University  and  Performance  and  Philosophy  Working  Group,  2012,  pp.  142–48.  
 
-­-­-­.  “Soundpainting:  The  Use  of  Space  in  Creating  Music-­Dance  Pieces.”  Sound,  Music  and  the  Moving-­Thinking  
Body,  edited  by  Marilyn  Wyers  and  Osvaldo  Glieca,  Cambridge  Scholars  Publishing,  2013,  pp.  27–34.  
 
Morris,  Lawrence  D.“Butch.”  The  Art  of  Conduction:  A  Conduction  Workbook.  Edited  by  Daniela  Veronesi,  
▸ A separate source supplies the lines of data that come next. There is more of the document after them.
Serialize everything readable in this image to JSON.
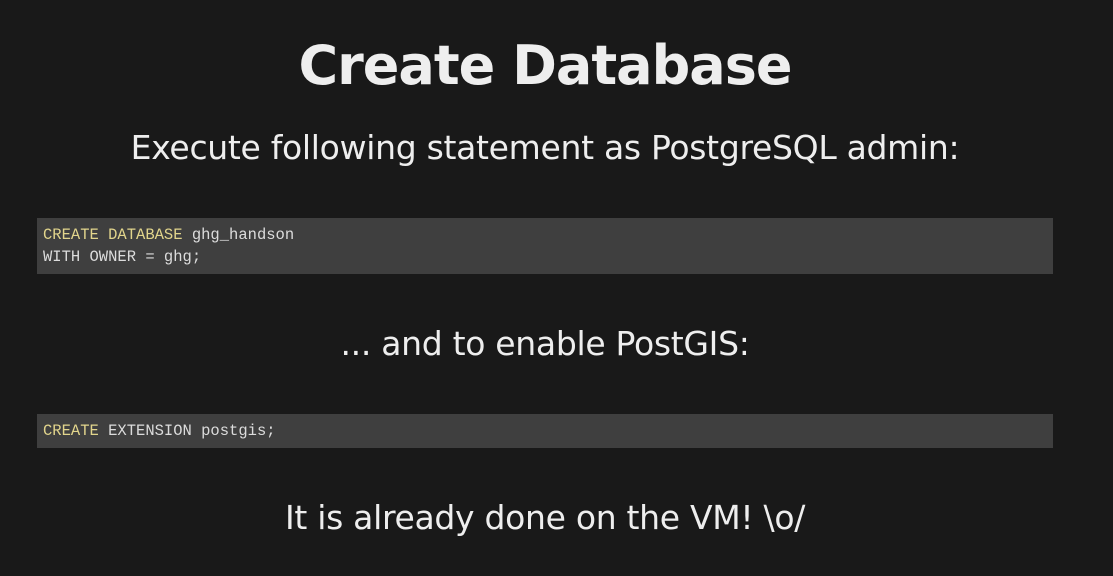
{
  "slide": {
    "title": "Create Database",
    "intro": "Execute following statement as PostgreSQL admin:",
    "code_block_1": {
      "line1_kw": "CREATE DATABASE",
      "line1_rest": " ghg_handson",
      "line2": "WITH OWNER = ghg;"
    },
    "middle": "... and to enable PostGIS:",
    "code_block_2": {
      "line1_kw": "CREATE",
      "line1_rest": " EXTENSION postgis;"
    },
    "footer": "It is already done on the VM! \\o/"
  },
  "colors": {
    "background": "#191919",
    "text": "#eeeeee",
    "code_background": "#3f3f3f",
    "code_keyword": "#e2d58c",
    "code_text": "#dcdcdc"
  }
}
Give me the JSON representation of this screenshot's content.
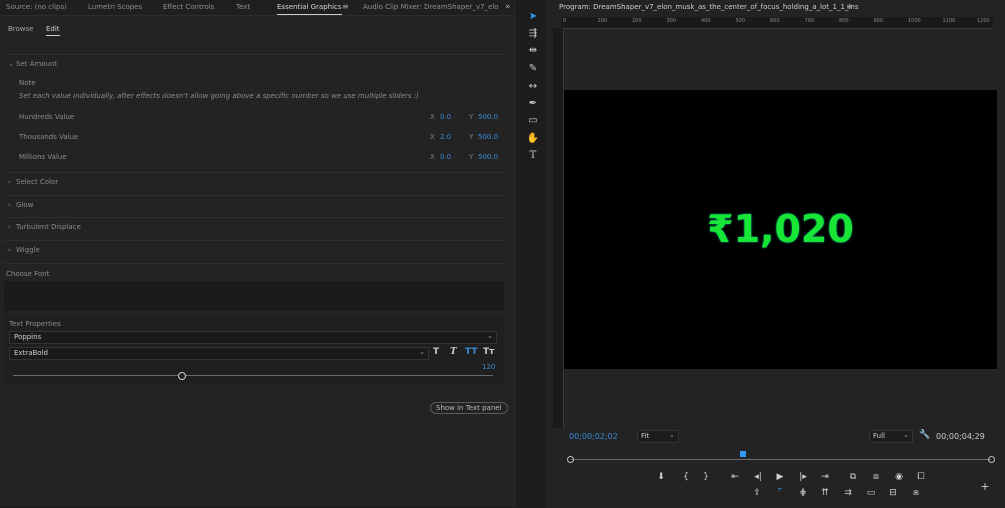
{
  "tabs": [
    {
      "label": "Source: (no clips)",
      "active": false
    },
    {
      "label": "Lumetri Scopes",
      "active": false
    },
    {
      "label": "Effect Controls",
      "active": false
    },
    {
      "label": "Text",
      "active": false
    },
    {
      "label": "Essential Graphics",
      "active": true
    },
    {
      "label": "Audio Clip Mixer: DreamShaper_v7_elo",
      "active": false
    }
  ],
  "overflow_glyph": "»",
  "panel_menu_glyph": "≡",
  "subtabs": {
    "browse": "Browse",
    "edit": "Edit"
  },
  "set_amount": {
    "title": "Set Amount",
    "note_label": "Note",
    "note_text": "Set each value individually, after effects doesn't allow going above a specific number so we use multiple sliders :)",
    "rows": [
      {
        "label": "Hundreds Value",
        "x_label": "X",
        "x": "0.0",
        "y_label": "Y",
        "y": "500.0"
      },
      {
        "label": "Thousands Value",
        "x_label": "X",
        "x": "2.0",
        "y_label": "Y",
        "y": "500.0"
      },
      {
        "label": "Millions Value",
        "x_label": "X",
        "x": "0.0",
        "y_label": "Y",
        "y": "500.0"
      }
    ]
  },
  "collapsed_sections": [
    "Select Color",
    "Glow",
    "Turbulent Displace",
    "Wiggle"
  ],
  "choose_font": "Choose Font",
  "text_properties": {
    "title": "Text Properties",
    "font_family": "Poppins",
    "font_style": "ExtraBold",
    "size_value": "120",
    "size_fraction": 0.35
  },
  "show_in_text_panel": "Show in Text panel",
  "program": {
    "title": "Program: DreamShaper_v7_elon_musk_as_the_center_of_focus_holding_a_lot_1_1_ins",
    "video_text": "₹1,020",
    "timecode_current": "00;00;02;02",
    "fit": "Fit",
    "quality": "Full",
    "timecode_duration": "00;00;04;29",
    "playhead_fraction": 0.41,
    "ruler_ticks": [
      "0",
      "100",
      "200",
      "300",
      "400",
      "500",
      "600",
      "700",
      "800",
      "900",
      "1000",
      "1100",
      "1200"
    ]
  },
  "colors": {
    "accent": "#2f9bf5",
    "video_text": "#17e636"
  }
}
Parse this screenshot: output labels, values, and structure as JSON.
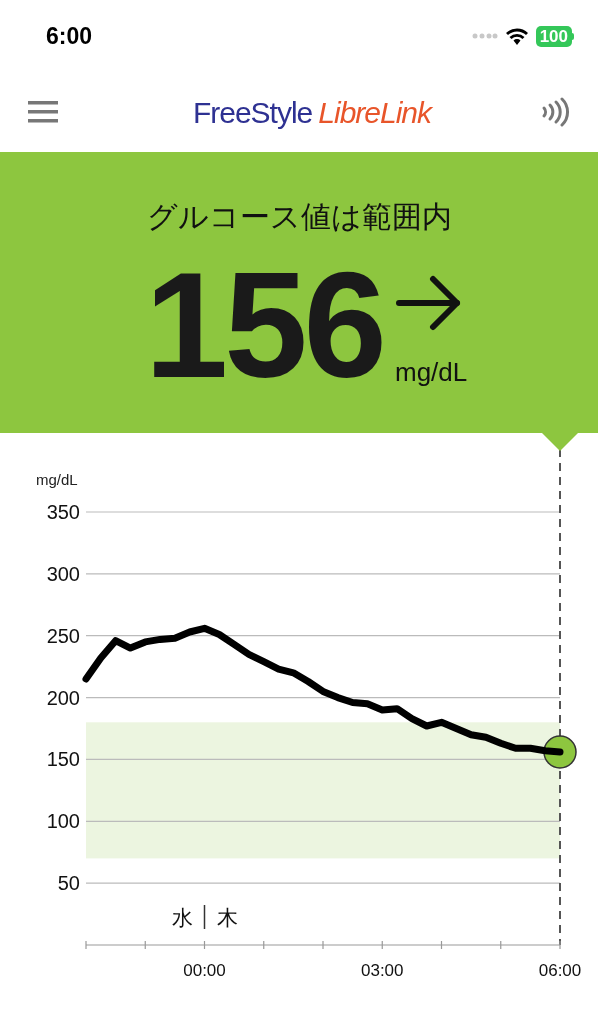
{
  "status_bar": {
    "time": "6:00",
    "battery": "100"
  },
  "header": {
    "logo_primary": "FreeStyle",
    "logo_secondary": "LibreLink"
  },
  "reading": {
    "status": "グルコース値は範囲内",
    "value": "156",
    "unit": "mg/dL"
  },
  "day_labels": [
    "水",
    "木"
  ],
  "chart": {
    "chart_data": {
      "type": "line",
      "ylabel": "mg/dL",
      "x": [
        -2,
        -1.75,
        -1.5,
        -1.25,
        -1,
        -0.75,
        -0.5,
        -0.25,
        0,
        0.25,
        0.5,
        0.75,
        1,
        1.25,
        1.5,
        1.75,
        2,
        2.25,
        2.5,
        2.75,
        3,
        3.25,
        3.5,
        3.75,
        4,
        4.25,
        4.5,
        4.75,
        5,
        5.25,
        5.5,
        5.75,
        6
      ],
      "series": [
        {
          "color": "#000000",
          "values": [
            215,
            232,
            246,
            240,
            245,
            247,
            248,
            253,
            256,
            251,
            243,
            235,
            229,
            223,
            220,
            213,
            205,
            200,
            196,
            195,
            190,
            191,
            183,
            177,
            180,
            175,
            170,
            168,
            163,
            159,
            159,
            157,
            156
          ]
        }
      ],
      "xlim": [
        -2,
        6
      ],
      "ylim": [
        0,
        350
      ],
      "xticks": [
        {
          "value": 0,
          "label": "00:00"
        },
        {
          "value": 3,
          "label": "03:00"
        },
        {
          "value": 6,
          "label": "06:00"
        }
      ],
      "yticks": [
        50,
        100,
        150,
        200,
        250,
        300,
        350
      ],
      "grid": true,
      "bands": [
        {
          "axis": "y",
          "from": 70,
          "to": 180,
          "color": "#ecf5e0"
        }
      ]
    }
  }
}
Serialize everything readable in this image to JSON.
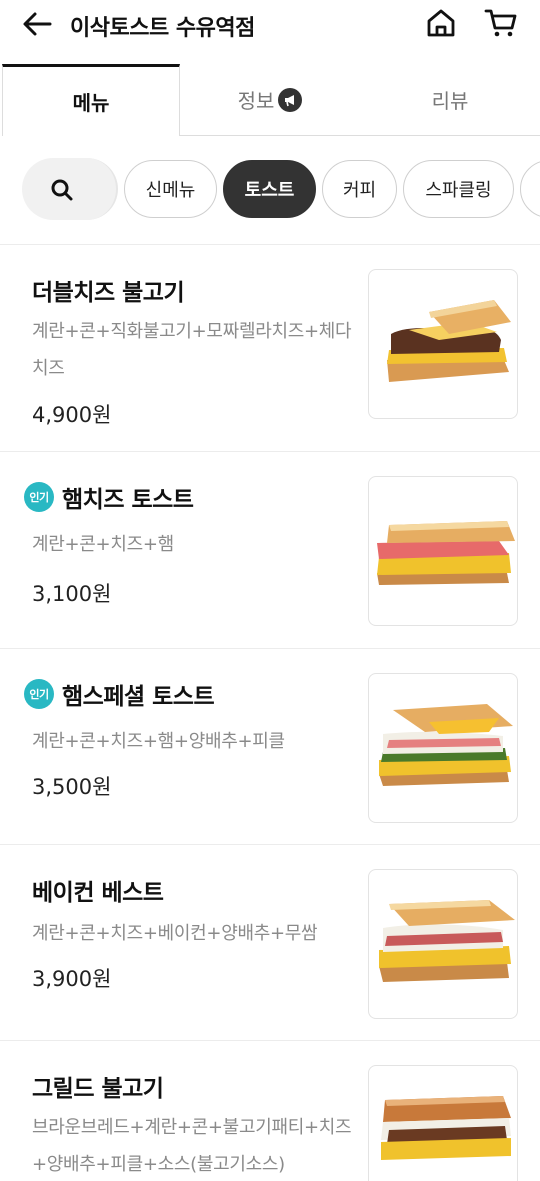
{
  "header": {
    "title": "이삭토스트 수유역점"
  },
  "tabs": [
    {
      "label": "메뉴"
    },
    {
      "label": "정보"
    },
    {
      "label": "리뷰"
    }
  ],
  "categories": [
    {
      "label": "신메뉴"
    },
    {
      "label": "토스트"
    },
    {
      "label": "커피"
    },
    {
      "label": "스파클링"
    }
  ],
  "items": [
    {
      "name": "더블치즈 불고기",
      "desc": "계란+콘+직화불고기+모짜렐라치즈+체다치즈",
      "price": "4,900원",
      "badge": ""
    },
    {
      "name": "햄치즈 토스트",
      "desc": "계란+콘+치즈+햄",
      "price": "3,100원",
      "badge": "인기"
    },
    {
      "name": "햄스페셜 토스트",
      "desc": "계란+콘+치즈+햄+양배추+피클",
      "price": "3,500원",
      "badge": "인기"
    },
    {
      "name": "베이컨 베스트",
      "desc": "계란+콘+치즈+베이컨+양배추+무쌈",
      "price": "3,900원",
      "badge": ""
    },
    {
      "name": "그릴드 불고기",
      "desc": "브라운브레드+계란+콘+불고기패티+치즈+양배추+피클+소스(불고기소스)",
      "price": "",
      "badge": ""
    }
  ],
  "colors": {
    "accent_dark": "#333333",
    "badge": "#29b8c3",
    "desc_text": "#8a8a8a"
  },
  "icons": [
    "back-arrow-icon",
    "home-icon",
    "cart-icon",
    "megaphone-icon",
    "search-icon"
  ]
}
Karma,  2017.  
 
Schuller,  Gunther.  Early  Jazz:  Its  Roots  and  Musical  Development.  Oxford  UP,  1968.  
 
Thompson,  Walter.  Soundpainting:  The  Art  of  Live  Composition,  Workbook  1.  Walter  Thompson,  2006.  
 
-­-­-­.  Soundpainting:  The  Art  of  Live  Composition,  Workbook  2.  Walter  Thompson,  2010.  
 
-­-­-­.  Soundpainting:  The  Art  of  Live  Composition,  Workbook  3.  Walter  Thompson,  2014.